▶ TASK: In the data below, find each line carrying the string "JSON" and copy it out.

Stored records
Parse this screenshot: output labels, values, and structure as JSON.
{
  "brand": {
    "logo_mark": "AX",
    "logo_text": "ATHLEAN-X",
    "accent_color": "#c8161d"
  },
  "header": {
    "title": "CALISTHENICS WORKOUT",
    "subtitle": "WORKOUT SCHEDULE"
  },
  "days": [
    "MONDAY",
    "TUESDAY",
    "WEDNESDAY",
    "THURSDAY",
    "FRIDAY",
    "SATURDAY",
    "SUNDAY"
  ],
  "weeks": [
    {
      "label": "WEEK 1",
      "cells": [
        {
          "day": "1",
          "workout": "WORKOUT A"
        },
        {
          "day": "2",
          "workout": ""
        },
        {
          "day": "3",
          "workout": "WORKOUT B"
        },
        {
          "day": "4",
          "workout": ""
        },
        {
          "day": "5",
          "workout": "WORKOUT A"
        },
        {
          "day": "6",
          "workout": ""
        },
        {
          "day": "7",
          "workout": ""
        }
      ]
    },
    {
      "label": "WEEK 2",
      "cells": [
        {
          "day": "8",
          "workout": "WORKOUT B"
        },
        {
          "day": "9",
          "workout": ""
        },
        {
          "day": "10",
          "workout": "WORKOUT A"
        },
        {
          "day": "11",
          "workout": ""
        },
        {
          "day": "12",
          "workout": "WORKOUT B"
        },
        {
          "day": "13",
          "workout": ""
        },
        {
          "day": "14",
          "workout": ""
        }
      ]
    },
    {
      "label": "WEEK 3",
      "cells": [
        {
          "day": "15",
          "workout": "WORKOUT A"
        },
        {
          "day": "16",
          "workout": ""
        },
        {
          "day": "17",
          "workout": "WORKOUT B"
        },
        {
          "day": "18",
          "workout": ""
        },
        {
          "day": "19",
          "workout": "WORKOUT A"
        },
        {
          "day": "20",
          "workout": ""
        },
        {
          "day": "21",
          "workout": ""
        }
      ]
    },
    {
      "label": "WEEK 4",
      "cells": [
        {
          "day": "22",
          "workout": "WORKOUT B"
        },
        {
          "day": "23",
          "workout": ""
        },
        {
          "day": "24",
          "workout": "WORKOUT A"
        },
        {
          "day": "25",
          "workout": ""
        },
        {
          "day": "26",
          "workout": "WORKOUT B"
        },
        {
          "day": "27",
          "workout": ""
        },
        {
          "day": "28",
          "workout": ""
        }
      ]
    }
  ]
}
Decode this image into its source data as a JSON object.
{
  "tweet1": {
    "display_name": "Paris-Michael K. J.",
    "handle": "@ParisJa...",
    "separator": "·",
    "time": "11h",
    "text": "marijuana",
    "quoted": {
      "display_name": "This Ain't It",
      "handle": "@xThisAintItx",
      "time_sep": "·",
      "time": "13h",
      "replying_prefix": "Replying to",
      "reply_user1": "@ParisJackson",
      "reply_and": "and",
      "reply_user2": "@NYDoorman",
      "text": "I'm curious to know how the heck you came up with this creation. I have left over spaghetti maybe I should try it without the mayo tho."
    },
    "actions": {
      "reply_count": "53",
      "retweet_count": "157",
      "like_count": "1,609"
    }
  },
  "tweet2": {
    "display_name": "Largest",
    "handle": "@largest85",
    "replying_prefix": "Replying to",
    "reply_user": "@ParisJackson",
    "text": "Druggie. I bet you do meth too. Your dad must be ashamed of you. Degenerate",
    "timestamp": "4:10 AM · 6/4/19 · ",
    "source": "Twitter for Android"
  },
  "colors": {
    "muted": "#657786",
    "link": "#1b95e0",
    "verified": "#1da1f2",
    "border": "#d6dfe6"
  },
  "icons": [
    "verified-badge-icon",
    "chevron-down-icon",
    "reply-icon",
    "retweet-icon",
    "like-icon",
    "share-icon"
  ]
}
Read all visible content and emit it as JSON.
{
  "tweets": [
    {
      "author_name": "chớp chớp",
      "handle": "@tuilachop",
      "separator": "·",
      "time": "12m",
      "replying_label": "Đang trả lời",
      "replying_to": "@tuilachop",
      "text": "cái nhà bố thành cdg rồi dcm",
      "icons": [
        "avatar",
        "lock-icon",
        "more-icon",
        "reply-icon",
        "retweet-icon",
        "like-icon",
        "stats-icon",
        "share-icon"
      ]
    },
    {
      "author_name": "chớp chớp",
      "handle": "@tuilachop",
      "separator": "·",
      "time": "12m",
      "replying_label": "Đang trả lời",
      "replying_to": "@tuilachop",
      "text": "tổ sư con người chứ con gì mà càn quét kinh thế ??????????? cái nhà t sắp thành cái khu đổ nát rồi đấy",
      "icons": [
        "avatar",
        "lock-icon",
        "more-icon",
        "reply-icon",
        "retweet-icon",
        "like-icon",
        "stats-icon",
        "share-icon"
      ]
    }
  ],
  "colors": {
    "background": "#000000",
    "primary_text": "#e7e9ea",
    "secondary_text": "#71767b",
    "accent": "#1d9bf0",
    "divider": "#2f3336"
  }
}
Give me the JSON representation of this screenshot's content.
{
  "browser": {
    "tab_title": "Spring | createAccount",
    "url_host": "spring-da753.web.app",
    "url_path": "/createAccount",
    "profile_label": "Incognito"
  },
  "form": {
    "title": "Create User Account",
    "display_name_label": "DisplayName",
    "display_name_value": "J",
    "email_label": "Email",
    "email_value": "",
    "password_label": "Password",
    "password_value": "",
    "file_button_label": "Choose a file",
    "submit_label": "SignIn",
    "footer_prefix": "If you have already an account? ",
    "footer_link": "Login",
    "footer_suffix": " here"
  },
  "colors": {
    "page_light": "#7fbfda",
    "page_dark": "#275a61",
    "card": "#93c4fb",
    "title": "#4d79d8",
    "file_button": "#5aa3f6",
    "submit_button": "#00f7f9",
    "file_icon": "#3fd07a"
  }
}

▶ OUTPUT FOR THIS EXERCISE:
Parse this screenshot: output labels, values, and structure as JSON.
Decode this image into its source data as a JSON object.
Read all visible content and emit it as JSON.
Give me the JSON representation of this screenshot's content.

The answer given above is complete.